Sampling, Specification and Estimation As Sources of Inaccuracy in Complex Transport Models - Some Examples Analysed by Monte Carlosimulation and BOOTSTRAP



Sampling, Specification and Estimation As Sources of Inaccuracy in Complex Transport Models - Some Examples Analysed by Monte Carlosimulation and BOOTSTRAP

Authors

BRUNDELL-FREIJ, Lund University, Sweden

Description

Models are simplified representations of reality, and simplification is a winning that comes to a price. The price is, generally, that model predictions and estimation results are erroneous. We obviously do not know how large the error is when we apply a

Abstract

Models are simplified representations of reality, and simplification is a winning that comes to a price. The price is, generally, that model predictions and estimation results are erroneous. We obviously do not know how large the error is when we apply a model result - had we done so, we would have compensated for it. Never the less, professionalism requires that we couple the model results we use, with some kind of measure of their estimated quality.

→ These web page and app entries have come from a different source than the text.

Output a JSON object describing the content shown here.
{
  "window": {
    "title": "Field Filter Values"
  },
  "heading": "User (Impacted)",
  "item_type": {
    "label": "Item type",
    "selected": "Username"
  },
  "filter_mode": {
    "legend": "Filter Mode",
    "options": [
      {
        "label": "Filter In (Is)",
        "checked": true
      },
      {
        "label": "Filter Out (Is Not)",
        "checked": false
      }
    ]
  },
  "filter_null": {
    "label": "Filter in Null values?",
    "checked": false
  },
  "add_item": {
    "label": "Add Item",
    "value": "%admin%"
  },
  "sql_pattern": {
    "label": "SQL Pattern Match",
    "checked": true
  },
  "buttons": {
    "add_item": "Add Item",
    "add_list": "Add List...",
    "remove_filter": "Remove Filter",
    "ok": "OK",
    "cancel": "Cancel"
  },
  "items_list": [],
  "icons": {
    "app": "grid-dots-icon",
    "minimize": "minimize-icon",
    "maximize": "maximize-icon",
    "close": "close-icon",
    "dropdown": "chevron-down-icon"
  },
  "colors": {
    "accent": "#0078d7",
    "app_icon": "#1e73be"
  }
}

Accuracy thus is a key issue of modelling - not only to obtain, but to properly describe.

The standard tools we would use for description of model accuracy is standard errors of obtained parameter estimates. However, standard errors are only designed to illustrate a smaller part of those model errors that may arise from the complex process of developing a transport model. This paper discusses and investigates some of those limitations. We will with some initial analyses show that there may be considerable inaccuracy and bias caused by systematic factors that are outside the scope of standard error.

Despite the fact that the concrete examples, and implicitly much of the discussion, relates to models for discrete choice applied to transport demand, the general conclusions would apply also to a vast range of other types of modelling.

Publisher

Association for European Transport